# Task:
Where a line in the records below includes "Measurement", pull that line out.
****
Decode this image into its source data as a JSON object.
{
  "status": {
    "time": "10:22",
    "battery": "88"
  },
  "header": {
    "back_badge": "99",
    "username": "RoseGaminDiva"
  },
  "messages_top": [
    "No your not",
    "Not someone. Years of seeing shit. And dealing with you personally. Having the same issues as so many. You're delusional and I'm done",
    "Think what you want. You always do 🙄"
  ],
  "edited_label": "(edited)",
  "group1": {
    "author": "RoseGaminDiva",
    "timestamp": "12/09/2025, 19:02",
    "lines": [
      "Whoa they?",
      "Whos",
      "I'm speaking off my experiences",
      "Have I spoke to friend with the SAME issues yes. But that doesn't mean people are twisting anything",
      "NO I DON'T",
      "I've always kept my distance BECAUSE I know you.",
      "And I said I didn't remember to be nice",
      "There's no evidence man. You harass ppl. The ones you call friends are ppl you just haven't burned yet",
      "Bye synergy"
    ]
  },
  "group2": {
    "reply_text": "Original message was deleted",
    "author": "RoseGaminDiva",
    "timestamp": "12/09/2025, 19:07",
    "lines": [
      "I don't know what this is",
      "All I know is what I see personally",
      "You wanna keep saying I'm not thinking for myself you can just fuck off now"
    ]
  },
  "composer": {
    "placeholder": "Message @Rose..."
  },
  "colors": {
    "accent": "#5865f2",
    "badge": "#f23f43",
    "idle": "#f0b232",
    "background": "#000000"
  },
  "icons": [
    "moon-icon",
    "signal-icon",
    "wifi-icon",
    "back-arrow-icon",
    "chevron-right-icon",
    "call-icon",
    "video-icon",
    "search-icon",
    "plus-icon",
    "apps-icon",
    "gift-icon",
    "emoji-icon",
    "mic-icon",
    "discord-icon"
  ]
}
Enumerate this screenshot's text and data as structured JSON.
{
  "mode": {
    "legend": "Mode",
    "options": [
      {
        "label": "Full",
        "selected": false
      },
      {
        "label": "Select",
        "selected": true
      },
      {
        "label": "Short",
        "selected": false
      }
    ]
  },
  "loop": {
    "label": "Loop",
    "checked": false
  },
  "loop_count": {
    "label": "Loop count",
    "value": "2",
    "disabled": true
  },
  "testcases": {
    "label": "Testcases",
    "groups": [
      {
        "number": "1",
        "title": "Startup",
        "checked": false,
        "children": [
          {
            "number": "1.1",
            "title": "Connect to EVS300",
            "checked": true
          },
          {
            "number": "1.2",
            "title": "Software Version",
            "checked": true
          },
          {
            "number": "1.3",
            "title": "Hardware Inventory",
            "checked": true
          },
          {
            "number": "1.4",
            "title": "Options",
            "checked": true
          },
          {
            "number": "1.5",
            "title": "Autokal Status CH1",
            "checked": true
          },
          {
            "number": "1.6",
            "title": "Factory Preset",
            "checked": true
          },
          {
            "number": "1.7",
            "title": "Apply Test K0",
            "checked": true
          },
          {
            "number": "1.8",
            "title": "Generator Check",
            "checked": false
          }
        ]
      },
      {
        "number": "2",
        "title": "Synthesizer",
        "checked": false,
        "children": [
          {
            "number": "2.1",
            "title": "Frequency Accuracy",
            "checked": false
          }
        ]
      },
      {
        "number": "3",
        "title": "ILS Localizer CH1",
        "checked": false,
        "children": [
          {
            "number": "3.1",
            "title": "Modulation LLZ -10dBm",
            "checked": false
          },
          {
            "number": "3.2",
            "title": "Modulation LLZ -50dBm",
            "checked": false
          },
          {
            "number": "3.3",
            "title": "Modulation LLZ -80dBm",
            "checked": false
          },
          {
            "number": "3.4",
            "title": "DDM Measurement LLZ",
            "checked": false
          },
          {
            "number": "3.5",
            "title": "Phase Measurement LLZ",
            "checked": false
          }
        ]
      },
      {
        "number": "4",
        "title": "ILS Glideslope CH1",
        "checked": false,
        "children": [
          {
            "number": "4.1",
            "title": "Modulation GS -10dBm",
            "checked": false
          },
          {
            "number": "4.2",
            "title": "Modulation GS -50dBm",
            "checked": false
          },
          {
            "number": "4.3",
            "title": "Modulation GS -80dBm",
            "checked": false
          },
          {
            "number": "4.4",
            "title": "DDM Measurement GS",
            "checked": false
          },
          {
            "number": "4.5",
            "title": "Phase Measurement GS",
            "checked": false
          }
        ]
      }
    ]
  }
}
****
# Reply:
            "title": "DDM Measurement LLZ",
            "title": "Phase Measurement LLZ",
            "title": "DDM Measurement GS",
            "title": "Phase Measurement GS",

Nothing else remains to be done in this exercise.